Looking to 2021

By Todd Whitthorne – December 1, 2020

Novel adjective. of a new and unusual kind; different from anything seen or known before.

It is completely understandable that many of us are enthusiastically looking forward to 2021. I get it. 2020 has been an incredibly challenging and disruptive year, and there is no need to remind you — it’s not quite over yet. Time will tell, but I am guessing that, years from now, when we look back, this will be a year we will always remember — but would like to forget.

At midnight on December 31st, for most of us, when we shout, “Happy New Year!” it will be more of a wish than a toast — but here is something that is very important to remember: COVID-19 cannot tell time and has absolutely zero concern what day, month, or year it is!  

I think it is safe to say we would all like to “go back to how it was,” but that’s not likely and it is certainly not going to happen simply because we transition into a new year on the calendar. The truth is, no one has absolute clarity as to how this will all play out. This virus is, by definition, novel. We have never seen anything like it before. Therefore, we cannot reliably predict the flight path or timeline it is going to follow.

So, now what?

A couple thousand years ago, the Greek philosopher Epictetus proclaimed, “It is not what happens to you, but how you react to it that matters!”

That quote has always resonated with me, but it seems particularly relevant today.  None of us asked, or wished for, a pandemic, but here we are. How long it lasts and what life will look like moving forward is out of our control — and that’s okay. There are proven steps we can all take to make the uncertainty much more manageable.  

What we should do now is focus on what we can control, and a great place to start is to double down on our physical and emotional health. In addition, if you happen to lead a family, group or company then I also suggest intentionally focusing on what will help “your tribe” be successful in the months and years to come. I believe the goal should be to not just survive during this challenging time, but to actually thrive!

Everyone has heard of “The Quarantine 15” or “The COVID Curves” but weight gain is just one part of the impact.  Our routines have all been altered to some degree and, for many, have been completely turned upside down. As a result, important behaviors such as sleep, physical activity and stress management have also been impacted.    

It is important to realize that the psychological toll of this experience is most likely going to last far longer than the medical toll. A recent CDC study of over 5,400 adults found that almost 41% of Americans are struggling with mental health issues stemming from the pandemic. That study was soon followed by a paper in the Journal of the American Medical Association (JAMA) indicating, “depression symptom prevalence was more than three-fold higher during the COVID-19 pandemic than before.” In addition, the authors also encouraged us to “recognize that these effects can be long-lasting, and to consider preventative action to help mitigate its effects.”

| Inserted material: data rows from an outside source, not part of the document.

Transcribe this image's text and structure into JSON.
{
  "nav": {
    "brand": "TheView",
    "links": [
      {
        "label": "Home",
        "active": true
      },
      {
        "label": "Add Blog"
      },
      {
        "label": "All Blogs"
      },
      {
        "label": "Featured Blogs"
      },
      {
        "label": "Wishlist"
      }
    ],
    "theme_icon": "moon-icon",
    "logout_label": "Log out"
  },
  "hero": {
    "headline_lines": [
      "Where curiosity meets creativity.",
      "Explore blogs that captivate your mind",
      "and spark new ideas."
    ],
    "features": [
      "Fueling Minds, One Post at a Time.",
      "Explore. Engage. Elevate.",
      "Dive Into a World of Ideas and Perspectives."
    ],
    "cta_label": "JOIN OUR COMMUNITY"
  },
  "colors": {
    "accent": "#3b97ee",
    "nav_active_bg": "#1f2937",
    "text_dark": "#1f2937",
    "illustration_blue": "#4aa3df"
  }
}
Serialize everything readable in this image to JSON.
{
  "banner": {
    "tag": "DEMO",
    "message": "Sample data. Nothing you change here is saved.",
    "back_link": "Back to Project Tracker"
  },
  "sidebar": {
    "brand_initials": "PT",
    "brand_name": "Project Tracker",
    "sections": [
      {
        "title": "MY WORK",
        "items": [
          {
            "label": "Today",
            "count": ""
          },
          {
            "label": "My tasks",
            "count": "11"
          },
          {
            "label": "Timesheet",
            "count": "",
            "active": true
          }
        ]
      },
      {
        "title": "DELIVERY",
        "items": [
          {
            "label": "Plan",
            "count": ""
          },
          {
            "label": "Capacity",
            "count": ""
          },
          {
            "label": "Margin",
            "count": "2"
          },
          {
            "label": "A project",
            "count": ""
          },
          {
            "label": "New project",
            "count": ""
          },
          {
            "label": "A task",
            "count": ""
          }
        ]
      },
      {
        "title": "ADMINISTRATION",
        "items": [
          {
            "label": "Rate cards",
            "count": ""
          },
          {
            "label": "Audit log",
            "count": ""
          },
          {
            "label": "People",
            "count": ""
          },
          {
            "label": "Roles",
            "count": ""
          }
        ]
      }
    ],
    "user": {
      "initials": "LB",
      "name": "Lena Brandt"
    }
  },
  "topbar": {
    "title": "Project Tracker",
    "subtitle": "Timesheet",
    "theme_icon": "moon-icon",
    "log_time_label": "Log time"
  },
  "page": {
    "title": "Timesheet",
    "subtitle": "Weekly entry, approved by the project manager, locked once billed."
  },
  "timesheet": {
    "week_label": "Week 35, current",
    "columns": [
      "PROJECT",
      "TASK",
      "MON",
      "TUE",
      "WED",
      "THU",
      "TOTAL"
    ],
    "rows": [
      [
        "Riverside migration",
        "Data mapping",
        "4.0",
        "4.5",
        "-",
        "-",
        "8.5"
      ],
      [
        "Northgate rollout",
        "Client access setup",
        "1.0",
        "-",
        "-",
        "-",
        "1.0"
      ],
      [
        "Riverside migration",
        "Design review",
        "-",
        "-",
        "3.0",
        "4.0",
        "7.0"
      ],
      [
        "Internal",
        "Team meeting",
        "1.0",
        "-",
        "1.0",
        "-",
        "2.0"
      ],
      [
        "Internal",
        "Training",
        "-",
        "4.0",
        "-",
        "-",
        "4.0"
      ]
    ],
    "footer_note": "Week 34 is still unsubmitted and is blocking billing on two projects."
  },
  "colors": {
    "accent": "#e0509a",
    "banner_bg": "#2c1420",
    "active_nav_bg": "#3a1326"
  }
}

As the Chief Inspiration Officer for Naturally Slim, I am fortunate to witness firsthand what happens when organizations prioritize the health and well-being of their workforce.  Since the pandemic started, our digital health intervention has been delivered to over 100,000 participants nationwide in a multitude of industries. Not only have we seen significant aggregate weight loss (an average of 8.9 lbs for women and 13.1 lbs for men at 17 weeks) but quality-of-life metrics such as mood, confidence and energy have all improved, as have levels of sleep and physical activity. 

Providing individuals the tools to help them build skills to effectively “manage the storm” is essential for any organization hoping to flourish moving forward. The evidence supports focusing on both the physical (i.e. weight, metabolic health, etc.), as well as the emotional side of the equation.  

It is also important to recognize the cultural impact these types of programs can have.  Research by Optum has shown that “signaling support” by offering well-being solutions helps reduce uncertainty and improve productivity even for the employees that do not participate in the available programs. Simply knowing that their employer cares about them provides a measurable impact.

Looking forward

While we all would like for the pandemic to be completely “behind us” when we flip the calendar to 2021, the odds of that happening appear rather unlikely. That is not a problem. History has shown that we humans are a rather resilient bunch and if we take advantage of what we know will improve our resilience, then next year will truly be worth celebrating! 

Stay well!


Todd Whitthorne is an author, speaker and corporate health executive based in Dallas. He serves as the chief inspiration officer for Naturally Slim and is the author of Fit Happens!…Simple Steps for a Healthier, More Productive Life! Todd also hosts a biweekly podcast, In Less Than a Minute, which you can find on his website, toddwhitthorne.com, or on your favorite platform including Facebook and YouTube.



Related Articles